In other economic news, the Philadelphia Fed Index for February came in softer than expected at 31.4, vs a prior 38.8 and expectations of a 34.5 reading, according to Informa Global Markets. The orders index came in at 27.8 vs a prior 36.5. Prices were the notable exception to the softening patter, prices paid at 43.7, vs. 35.3, prices received at 18.9, vs. 9.4. The number of workers sank to 12.5. vs. a prior 17.5. These are, of course, still healthy figures, notes Informa - just shy of expectations by a considerable margin. Expectations "remain positive", according to the text.
Meanwhile, the index of leading economic indicators climbed 0.5% in January, though gains were rather narrowly based. Over the past six months, the index is up 2.0%, with eight of 10 components showing gains.
In other equities news, retailer Target (TGT) reported profits that topped expectations, fueled by growth at its Target stores and credit card business.
RadioShack (RSH) posted a rise in quarterly profits as the third largest U.S. consumer electronics chain controlled costs and improved gross margins.
Telecom carrier Qwest (Q), which is the subject of an accounting probe, posted a fourth-quarter loss as weak local telephone sales offset strength long-distance and Internet services.
After earlier losses, Treasuries rallied back to end higher in afternoon trading after the release of the weaker than expected Philly Fed data.
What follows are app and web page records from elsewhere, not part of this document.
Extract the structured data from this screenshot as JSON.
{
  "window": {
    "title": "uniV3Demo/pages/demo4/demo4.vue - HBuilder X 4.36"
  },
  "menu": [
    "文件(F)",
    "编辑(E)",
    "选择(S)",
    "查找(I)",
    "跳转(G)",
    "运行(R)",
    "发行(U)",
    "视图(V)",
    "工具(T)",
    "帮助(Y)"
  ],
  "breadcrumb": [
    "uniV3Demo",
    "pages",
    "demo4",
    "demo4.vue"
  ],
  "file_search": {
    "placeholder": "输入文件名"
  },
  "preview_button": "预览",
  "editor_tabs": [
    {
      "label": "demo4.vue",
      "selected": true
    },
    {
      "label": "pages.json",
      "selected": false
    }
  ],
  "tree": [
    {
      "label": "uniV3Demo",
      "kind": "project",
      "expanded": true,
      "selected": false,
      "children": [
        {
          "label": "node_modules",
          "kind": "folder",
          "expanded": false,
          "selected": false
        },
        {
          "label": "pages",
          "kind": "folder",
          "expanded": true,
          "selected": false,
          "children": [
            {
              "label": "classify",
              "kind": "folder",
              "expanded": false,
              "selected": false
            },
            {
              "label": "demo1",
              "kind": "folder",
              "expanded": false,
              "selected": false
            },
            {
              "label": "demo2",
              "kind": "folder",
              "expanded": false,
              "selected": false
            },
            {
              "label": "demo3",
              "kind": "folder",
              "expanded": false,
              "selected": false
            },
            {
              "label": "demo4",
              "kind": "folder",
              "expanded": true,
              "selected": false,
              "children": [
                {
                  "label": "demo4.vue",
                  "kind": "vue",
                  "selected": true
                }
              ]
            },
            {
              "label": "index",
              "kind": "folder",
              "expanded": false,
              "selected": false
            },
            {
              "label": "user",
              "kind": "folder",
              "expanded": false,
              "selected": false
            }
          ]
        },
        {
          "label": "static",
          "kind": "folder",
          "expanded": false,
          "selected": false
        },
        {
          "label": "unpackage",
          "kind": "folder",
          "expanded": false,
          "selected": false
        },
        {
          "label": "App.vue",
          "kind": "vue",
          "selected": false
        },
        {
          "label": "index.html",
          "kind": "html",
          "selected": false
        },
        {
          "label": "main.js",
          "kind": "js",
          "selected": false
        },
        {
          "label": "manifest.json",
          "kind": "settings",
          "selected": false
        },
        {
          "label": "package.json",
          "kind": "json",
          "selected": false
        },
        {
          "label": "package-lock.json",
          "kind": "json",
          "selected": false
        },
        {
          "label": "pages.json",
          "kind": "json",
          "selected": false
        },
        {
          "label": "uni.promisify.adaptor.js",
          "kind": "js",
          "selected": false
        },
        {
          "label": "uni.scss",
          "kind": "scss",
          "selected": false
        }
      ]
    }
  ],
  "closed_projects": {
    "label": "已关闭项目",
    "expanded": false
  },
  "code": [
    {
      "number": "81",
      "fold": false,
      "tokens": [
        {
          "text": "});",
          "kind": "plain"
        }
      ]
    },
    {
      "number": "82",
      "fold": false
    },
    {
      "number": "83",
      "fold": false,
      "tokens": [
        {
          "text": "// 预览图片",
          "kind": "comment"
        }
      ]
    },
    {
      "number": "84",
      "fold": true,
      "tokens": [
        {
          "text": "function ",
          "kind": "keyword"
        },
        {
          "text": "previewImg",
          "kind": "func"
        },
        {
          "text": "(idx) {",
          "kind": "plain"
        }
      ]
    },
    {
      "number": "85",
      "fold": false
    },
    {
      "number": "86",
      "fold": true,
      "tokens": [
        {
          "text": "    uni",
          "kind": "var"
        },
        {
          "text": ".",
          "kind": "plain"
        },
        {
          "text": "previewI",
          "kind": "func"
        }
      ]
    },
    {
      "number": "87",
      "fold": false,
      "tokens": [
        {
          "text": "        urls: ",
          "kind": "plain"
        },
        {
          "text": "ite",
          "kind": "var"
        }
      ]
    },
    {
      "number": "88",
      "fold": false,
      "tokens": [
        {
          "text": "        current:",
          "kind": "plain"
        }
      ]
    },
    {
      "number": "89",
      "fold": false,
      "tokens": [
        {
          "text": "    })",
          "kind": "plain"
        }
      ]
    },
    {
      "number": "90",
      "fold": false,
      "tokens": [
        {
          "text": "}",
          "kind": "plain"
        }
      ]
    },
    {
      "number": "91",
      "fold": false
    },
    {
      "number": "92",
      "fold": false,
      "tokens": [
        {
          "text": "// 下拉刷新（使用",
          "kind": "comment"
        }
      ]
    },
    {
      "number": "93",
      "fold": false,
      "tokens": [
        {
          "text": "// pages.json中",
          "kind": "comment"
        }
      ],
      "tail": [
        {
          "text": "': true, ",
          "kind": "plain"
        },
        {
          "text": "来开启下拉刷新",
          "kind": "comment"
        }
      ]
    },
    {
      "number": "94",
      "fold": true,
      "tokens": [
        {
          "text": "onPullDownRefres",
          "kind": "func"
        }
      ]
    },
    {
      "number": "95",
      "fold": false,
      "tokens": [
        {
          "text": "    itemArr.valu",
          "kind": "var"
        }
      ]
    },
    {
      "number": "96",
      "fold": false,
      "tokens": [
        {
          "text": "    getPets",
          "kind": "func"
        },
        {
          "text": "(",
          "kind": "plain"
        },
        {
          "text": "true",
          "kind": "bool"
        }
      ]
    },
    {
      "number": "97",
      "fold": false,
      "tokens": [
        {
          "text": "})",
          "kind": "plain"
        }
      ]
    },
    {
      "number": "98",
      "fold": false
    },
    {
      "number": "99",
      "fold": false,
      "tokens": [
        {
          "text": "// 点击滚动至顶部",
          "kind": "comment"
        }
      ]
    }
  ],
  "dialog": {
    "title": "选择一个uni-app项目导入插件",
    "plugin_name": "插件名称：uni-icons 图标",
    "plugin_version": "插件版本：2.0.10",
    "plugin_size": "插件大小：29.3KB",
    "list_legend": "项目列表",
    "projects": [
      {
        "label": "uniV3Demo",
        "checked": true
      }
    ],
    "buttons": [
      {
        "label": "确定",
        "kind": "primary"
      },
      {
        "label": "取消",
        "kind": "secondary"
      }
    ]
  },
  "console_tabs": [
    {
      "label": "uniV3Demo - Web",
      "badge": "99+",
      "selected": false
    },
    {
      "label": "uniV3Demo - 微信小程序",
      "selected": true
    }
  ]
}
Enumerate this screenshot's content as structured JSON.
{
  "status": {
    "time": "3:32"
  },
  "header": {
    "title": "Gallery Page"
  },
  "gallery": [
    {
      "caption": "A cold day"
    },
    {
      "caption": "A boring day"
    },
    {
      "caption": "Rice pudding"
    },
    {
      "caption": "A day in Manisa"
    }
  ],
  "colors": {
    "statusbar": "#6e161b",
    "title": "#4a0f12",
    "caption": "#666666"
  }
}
The lower closing in stocks was also bullish for Treasuries.
European stock markets closed higher on Thursday.
London's Financial Times-Stock Exchange 100 index was up 72.70 points, or 1.64%, to 4,515.60 as January retail sales rose more than expected 0.6% in January after rising 0.8% in December. BHP Billiton was higher as it doubled fiscal second-quarter earnings as China boosted purchases of iron ore. Royal Bank of Scotland was also higher after it said 2003 earnings rose 17%.
In Paris, the CAC 40 rose 50.30 points, or 1.36%, to 3,759.32 as the French current account surplus rose 14% in December as imports fell. 34 CAC stocks were higher, 6 were lower on the turnover of 30,916,000 shares. Retailer Carrefour was higher, boosted by rumors Wal-Mart might make bid for company. Arcelor was also higher after reporting a 2003 profit vs. a loss in 2002.
Germany's DAX index added 46.19 points, or 1.13%, to 4,141.53 on a report German fourth quarter gross domestic rose 0.2%, as expected. 28 DAX stocks were higher, 1 was lower on a turnover of 33,810,000 shares. Hugo Boss was higher as it was expected to report higher earnings. Allianz was higher on the increased sale of subordinated bonds to 1.5 billion euros. Meantime, DaimlerChrysler (DCX) was lower after it said its Chrysler unit an operating loss last year.
Asian markets finished mixed Wednesday. In Japan, the Nikkei 225 index gained 76.99 points, or 0.72%, to 10,753.80. Shinsei Bank attracted robust popularity on the first day of its trading on the main section of the Tokyo Stock Exchange Thursday, with its bid-only prices surging to almost 60% higher than its initial public offering prices.
In Hong Kong, the Hang Seng index eased 61.16 points, or 0.44%, to 13,867.22.